I wish so much we had a dentist here who did the laser procedure as it sounds so straightforward with little risk! If it saves dd2's teeth from more decay then it's worth it to me. I asked a pediatric dental clinic (one of only 2 in the part of the province) about the procedure....and it would require a general anaesthetic....and there's no way I'll put my baby through that. My first daughter survived her early tooth decay without lasting effects, and we probably have set her up for a lifetime of good dental hygeine having to be so careful. So hopefully dd2 won't require any dental work either.
I'd be very interested to know what mngirl's take is on the tooth decay/upper lip tie link.
Thought I'd add that the kids' father seems to have the upper lip tie also....but his frenum is very obviously torn from a childhood injury.
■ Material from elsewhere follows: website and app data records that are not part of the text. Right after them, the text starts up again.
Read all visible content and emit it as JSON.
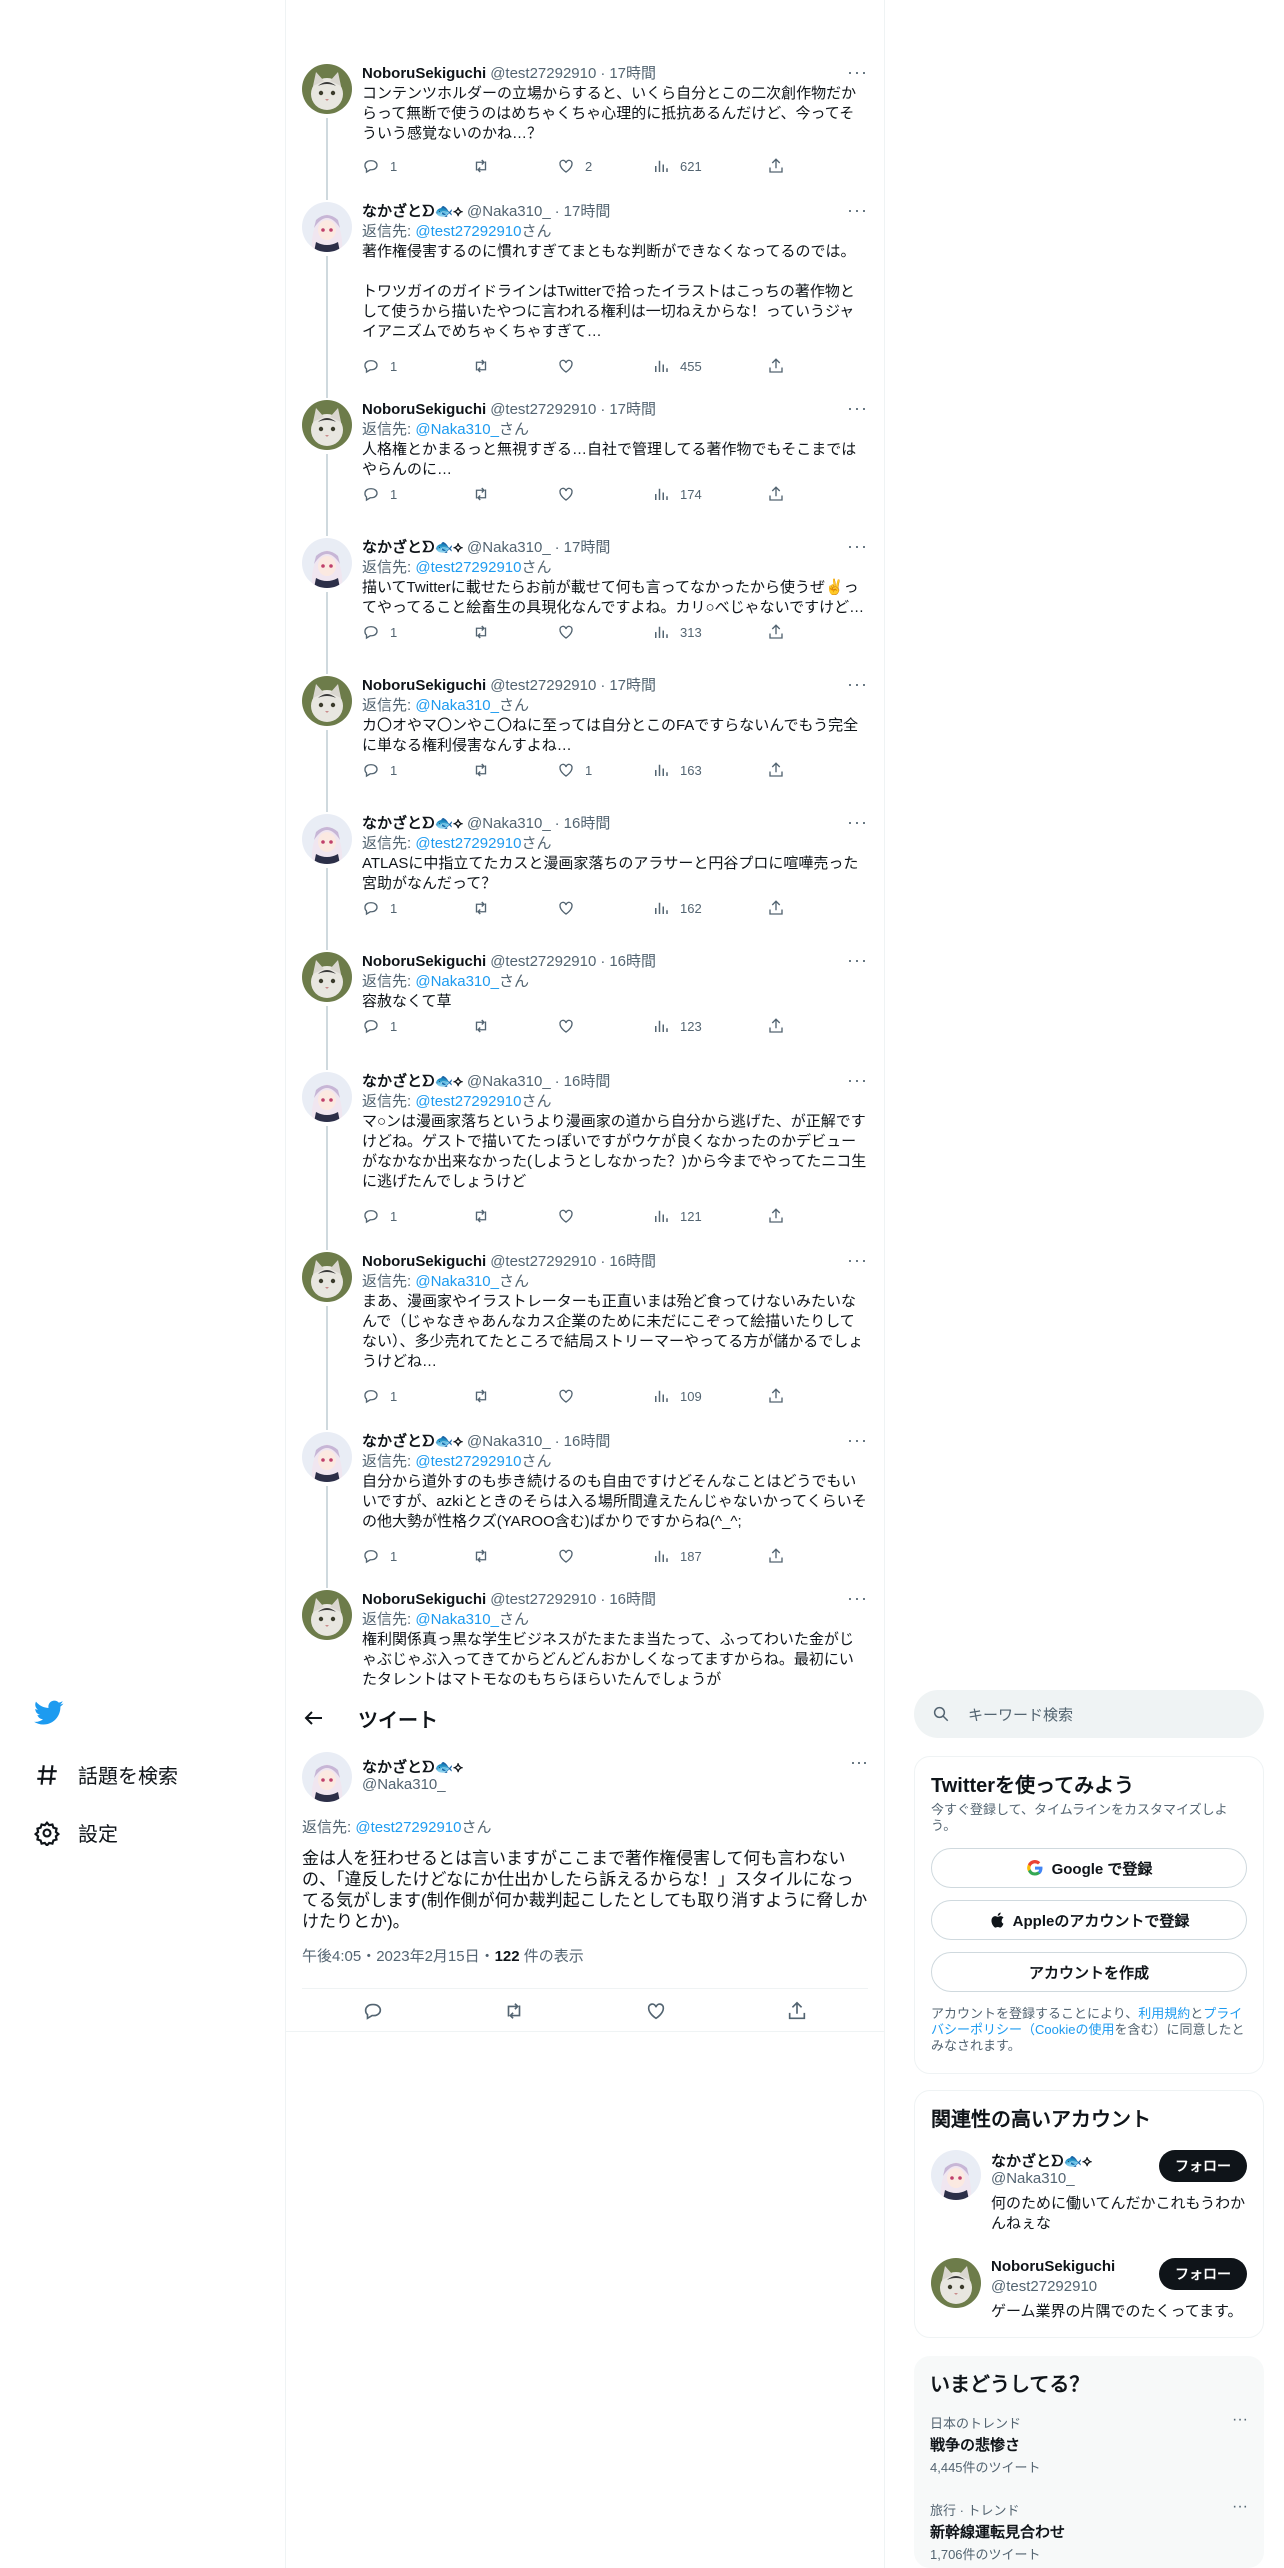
{
  "nav": {
    "items": [
      {
        "label": "話題を検索",
        "icon": "hashtag-icon"
      },
      {
        "label": "設定",
        "icon": "gear-icon"
      }
    ]
  },
  "thread": [
    {
      "name": "NoboruSekiguchi",
      "handle": "@test27292910",
      "time": "17時間",
      "reply_to": "",
      "text": "コンテンツホルダーの立場からすると、いくら自分とこの二次創作物だからって無断で使うのはめちゃくちゃ心理的に抵抗あるんだけど、今ってそういう感覚ないのかね…？",
      "replies": "1",
      "retweets": "",
      "likes": "2",
      "views": "621",
      "avatar": "cat"
    },
    {
      "name": "なかざとᗤ🐟⟡",
      "handle": "@Naka310_",
      "time": "17時間",
      "reply_to": "@test27292910",
      "text": "著作権侵害するのに慣れすぎてまともな判断ができなくなってるのでは。\n\nトワツガイのガイドラインはTwitterで拾ったイラストはこっちの著作物として使うから描いたやつに言われる権利は一切ねえからな！っていうジャイアニズムでめちゃくちゃすぎて…",
      "replies": "1",
      "retweets": "",
      "likes": "",
      "views": "455",
      "avatar": "anime"
    },
    {
      "name": "NoboruSekiguchi",
      "handle": "@test27292910",
      "time": "17時間",
      "reply_to": "@Naka310_",
      "text": "人格権とかまるっと無視すぎる…自社で管理してる著作物でもそこまではやらんのに…",
      "replies": "1",
      "retweets": "",
      "likes": "",
      "views": "174",
      "avatar": "cat"
    },
    {
      "name": "なかざとᗤ🐟⟡",
      "handle": "@Naka310_",
      "time": "17時間",
      "reply_to": "@test27292910",
      "text": "描いてTwitterに載せたらお前が載せて何も言ってなかったから使うぜ✌️ってやってること絵畜生の具現化なんですよね。カリ○べじゃないですけど…",
      "replies": "1",
      "retweets": "",
      "likes": "",
      "views": "313",
      "avatar": "anime"
    },
    {
      "name": "NoboruSekiguchi",
      "handle": "@test27292910",
      "time": "17時間",
      "reply_to": "@Naka310_",
      "text": "カ〇オやマ〇ンやこ〇ねに至っては自分とこのFAですらないんでもう完全に単なる権利侵害なんすよね…",
      "replies": "1",
      "retweets": "",
      "likes": "1",
      "views": "163",
      "avatar": "cat"
    },
    {
      "name": "なかざとᗤ🐟⟡",
      "handle": "@Naka310_",
      "time": "16時間",
      "reply_to": "@test27292910",
      "text": "ATLASに中指立てたカスと漫画家落ちのアラサーと円谷プロに喧嘩売った宮助がなんだって？",
      "replies": "1",
      "retweets": "",
      "likes": "",
      "views": "162",
      "avatar": "anime"
    },
    {
      "name": "NoboruSekiguchi",
      "handle": "@test27292910",
      "time": "16時間",
      "reply_to": "@Naka310_",
      "text": "容赦なくて草",
      "replies": "1",
      "retweets": "",
      "likes": "",
      "views": "123",
      "avatar": "cat"
    },
    {
      "name": "なかざとᗤ🐟⟡",
      "handle": "@Naka310_",
      "time": "16時間",
      "reply_to": "@test27292910",
      "text": "マ○ンは漫画家落ちというより漫画家の道から自分から逃げた、が正解ですけどね。ゲストで描いてたっぽいですがウケが良くなかったのかデビューがなかなか出来なかった(しようとしなかった？)から今までやってたニコ生に逃げたんでしょうけど",
      "replies": "1",
      "retweets": "",
      "likes": "",
      "views": "121",
      "avatar": "anime"
    },
    {
      "name": "NoboruSekiguchi",
      "handle": "@test27292910",
      "time": "16時間",
      "reply_to": "@Naka310_",
      "text": "まあ、漫画家やイラストレーターも正直いまは殆ど食ってけないみたいなんで（じゃなきゃあんなカス企業のために未だにこぞって絵描いたりしてない）、多少売れてたところで結局ストリーマーやってる方が儲かるでしょうけどね…",
      "replies": "1",
      "retweets": "",
      "likes": "",
      "views": "109",
      "avatar": "cat"
    },
    {
      "name": "なかざとᗤ🐟⟡",
      "handle": "@Naka310_",
      "time": "16時間",
      "reply_to": "@test27292910",
      "text": "自分から道外すのも歩き続けるのも自由ですけどそんなことはどうでもいいですが、azkiとときのそらは入る場所間違えたんじゃないかってくらいその他大勢が性格クズ(YAROO含む)ばかりですからね(^_^;",
      "replies": "1",
      "retweets": "",
      "likes": "",
      "views": "187",
      "avatar": "anime"
    },
    {
      "name": "NoboruSekiguchi",
      "handle": "@test27292910",
      "time": "16時間",
      "reply_to": "@Naka310_",
      "text": "権利関係真っ黒な学生ビジネスがたまたま当たって、ふってわいた金がじゃぶじゃぶ入ってきてからどんどんおかしくなってますからね。最初にいたタレントはマトモなのもちらほらいたんでしょうが",
      "replies": "",
      "retweets": "",
      "likes": "",
      "views": "",
      "avatar": "cat"
    }
  ],
  "focal": {
    "header_title": "ツイート",
    "name": "なかざとᗤ🐟⟡",
    "handle": "@Naka310_",
    "reply_label": "返信先: ",
    "reply_to": "@test27292910",
    "reply_suffix": "さん",
    "text": "金は人を狂わせるとは言いますがここまで著作権侵害して何も言わないの、「違反したけどなにか仕出かしたら訴えるからな！」スタイルになってる気がします(制作側が何か裁判起こしたとしても取り消すように脅しかけたりとか)。",
    "time": "午後4:05・2023年2月15日・",
    "views_count": "122",
    "views_label": " 件の表示"
  },
  "reply_prefix": "返信先: ",
  "reply_suffix": "さん",
  "right": {
    "search_placeholder": "キーワード検索",
    "signup": {
      "title": "Twitterを使ってみよう",
      "subtitle": "今すぐ登録して、タイムラインをカスタマイズしよう。",
      "google": "Google で登録",
      "apple": "Appleのアカウントで登録",
      "create": "アカウントを作成",
      "note_prefix": "アカウントを登録することにより、",
      "terms": "利用規約",
      "and": "と",
      "privacy": "プライバシーポリシー（Cookieの使用",
      "note_suffix": "を含む）に同意したとみなされます。"
    },
    "related": {
      "title": "関連性の高いアカウント",
      "accounts": [
        {
          "name": "なかざとᗤ🐟⟡",
          "handle": "@Naka310_",
          "bio": "何のために働いてんだかこれもうわかんねぇな",
          "follow": "フォロー"
        },
        {
          "name": "NoboruSekiguchi",
          "handle": "@test27292910",
          "bio": "ゲーム業界の片隅でのたくってます。",
          "follow": "フォロー"
        }
      ]
    },
    "trends": {
      "title": "いまどうしてる？",
      "items": [
        {
          "category": "日本のトレンド",
          "name": "戦争の悲惨さ",
          "count": "4,445件のツイート"
        },
        {
          "category": "旅行 · トレンド",
          "name": "新幹線運転見合わせ",
          "count": "1,706件のツイート"
        }
      ]
    }
  },
  "colors": {
    "accent": "#1d9bf0",
    "text": "#0f1419",
    "muted": "#536471",
    "border": "#eff3f4"
  }
}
He had a significant overbite and needed head gear/braces....and is a bit of a mouth breather and has had a fair bit of dental issues over the years.
|33 members and 8,508 guests|
|AR Chu MA Chow , AshleeSheree , beedub , coconotcoco , eatpost05 , herbalince04 , Janeen0225 , joandsarah77 , keepingFAITH , lansdale2 , lisak1234 , Mirzam , Mylie , NaturallyKait , newmamalizzy , petey44 , rabbitmomma , RollerCoasterMama , Saladd , sandyh71 , Sarahnwright , shantimama , Shmootzi , Skippy918 , Socks , spectrom5 , Springshowers , stellanyc , themaccags , transpecos , Wild Lupine , Xerxella|
|Most users ever online was 449,755, 06-25-2014 at 12:21 PM.|